Right before Christmas 2020, we visited Montezuma Castle National Monument in Campe Verde, AZ. This was my 2nd trip, but none of my other family members had ever been there.
I remembered the castle vividly from my first trip, but I didn't remember that there was water there. I don't think we walked on any trail to the Montezuma Well. The well trail was closed and I don't know if it's because of construction or Covid. That will give us a reason to go back when friends visit that have never been there before.
Why is it Called Montezuma Castle?
That was a mistake made by early American settlers, who thought this ancient monument was built by the Aztecs for the Aztec emperor, Montezuma. That was proven untrue, and it's highly unlikely Montezuma ever set foot in the area.
Montezuma Castle History
The cliff dwelling was built somewhere in the timeframe of 1100 and 1350 A.D., by the Sinagua Indians. They were peaceful farmers and there isn't a lot known about them.
Because artifacts were found that were not native to the area, it has been surmised that Montezuma Castle was an area where trade took place. The Sinagua didn't just farm, they were also craftsmen and weavers.
It is also not known why they left their cliff dwellings. There are many guesses from too much arsenic in the water, overpopulation, environmental changes, religious reasons, social conflict - the guesses continue. But they left around 1425 A.D.
Montezuma Castle is 5-stories and has 20 rooms. The cliff it was built into is made of limestone.
On my first trip, I didn't realize that as you walk down the path, behind holes that you'll see, are unexcavated parts of the dwelling. I'm not sure if the 20 rooms are just what has been uncovered so far. With all of the time that has passed, why hasn't the rest of the dwelling been opened?
As you can see from an artist's rendering below, the excavated area is called Castle A. Is there a Castle B or C?
One of Our Nation's First National Monuments
President Theodore Roosevelt named Montezuma Castle as one of four of the first national monuments in our nation on December 8, 1906,after the Antiquities Act was passed. He felt it was of the greatest ethnological value and scientific interest.
Unfortunately, looting occurred before this declaration. There were few artifacts left in the cliff dwelling. But by 1933, with better transportation, it became a tourist attraction, and now around 350,000 people visit the site annually.
In the beginning, tourists were even allowed inside! There were ladders that had to be climbed to gain access. But with age and too much human traffic, damage was happening and I'm sure it wasn't very safe. That was ended in 1951.
It's a Great Place to Visit from the Phoenix Area
Depending on where you are located in the Phoenix Area, Montezuma Castle National Monument is about 1.5 hours away. It doesn't take long to get through, so it could be a stopover for a trip even farther North. I think the time we stopped there on our Girl's Week Away, we were headed to Sedona, AZ.
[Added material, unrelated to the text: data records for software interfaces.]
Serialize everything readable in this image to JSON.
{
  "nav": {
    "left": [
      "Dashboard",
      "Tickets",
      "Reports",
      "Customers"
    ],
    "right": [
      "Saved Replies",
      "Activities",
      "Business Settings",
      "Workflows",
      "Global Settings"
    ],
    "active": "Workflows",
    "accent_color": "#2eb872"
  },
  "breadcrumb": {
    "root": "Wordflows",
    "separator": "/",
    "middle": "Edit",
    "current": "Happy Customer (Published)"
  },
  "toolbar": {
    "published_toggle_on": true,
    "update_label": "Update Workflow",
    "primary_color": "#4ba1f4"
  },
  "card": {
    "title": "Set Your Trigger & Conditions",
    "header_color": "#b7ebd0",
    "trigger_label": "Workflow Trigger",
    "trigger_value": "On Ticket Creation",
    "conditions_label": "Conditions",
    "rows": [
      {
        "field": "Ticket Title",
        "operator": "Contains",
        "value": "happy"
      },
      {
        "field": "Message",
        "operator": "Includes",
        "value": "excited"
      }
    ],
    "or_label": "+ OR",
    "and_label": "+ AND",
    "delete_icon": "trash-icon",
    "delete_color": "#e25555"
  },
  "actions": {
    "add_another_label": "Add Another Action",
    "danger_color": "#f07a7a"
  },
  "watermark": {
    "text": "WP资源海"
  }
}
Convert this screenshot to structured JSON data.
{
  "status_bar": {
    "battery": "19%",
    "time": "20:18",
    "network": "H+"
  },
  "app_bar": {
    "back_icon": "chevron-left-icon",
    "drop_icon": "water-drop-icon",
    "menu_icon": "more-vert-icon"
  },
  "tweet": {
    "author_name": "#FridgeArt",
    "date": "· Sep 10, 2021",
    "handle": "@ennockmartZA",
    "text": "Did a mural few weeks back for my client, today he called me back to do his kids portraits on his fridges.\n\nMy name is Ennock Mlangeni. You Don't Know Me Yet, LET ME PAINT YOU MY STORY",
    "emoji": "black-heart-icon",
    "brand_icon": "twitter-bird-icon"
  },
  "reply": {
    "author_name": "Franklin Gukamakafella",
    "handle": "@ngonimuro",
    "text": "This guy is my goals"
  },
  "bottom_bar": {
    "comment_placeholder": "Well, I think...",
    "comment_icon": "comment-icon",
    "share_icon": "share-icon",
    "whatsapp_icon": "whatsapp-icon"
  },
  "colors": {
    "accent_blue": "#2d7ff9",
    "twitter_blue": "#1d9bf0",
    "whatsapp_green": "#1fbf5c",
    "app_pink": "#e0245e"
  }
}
There is a visitor's gift shop on site and I believe it was open, but since we were distancing we didn't go inside. I don't know when the Montezuma Well trail will be opened.
Call for holiday closures, but it appears it is closed on Thanksgiving Day, Christmas Eve, & Christmas Day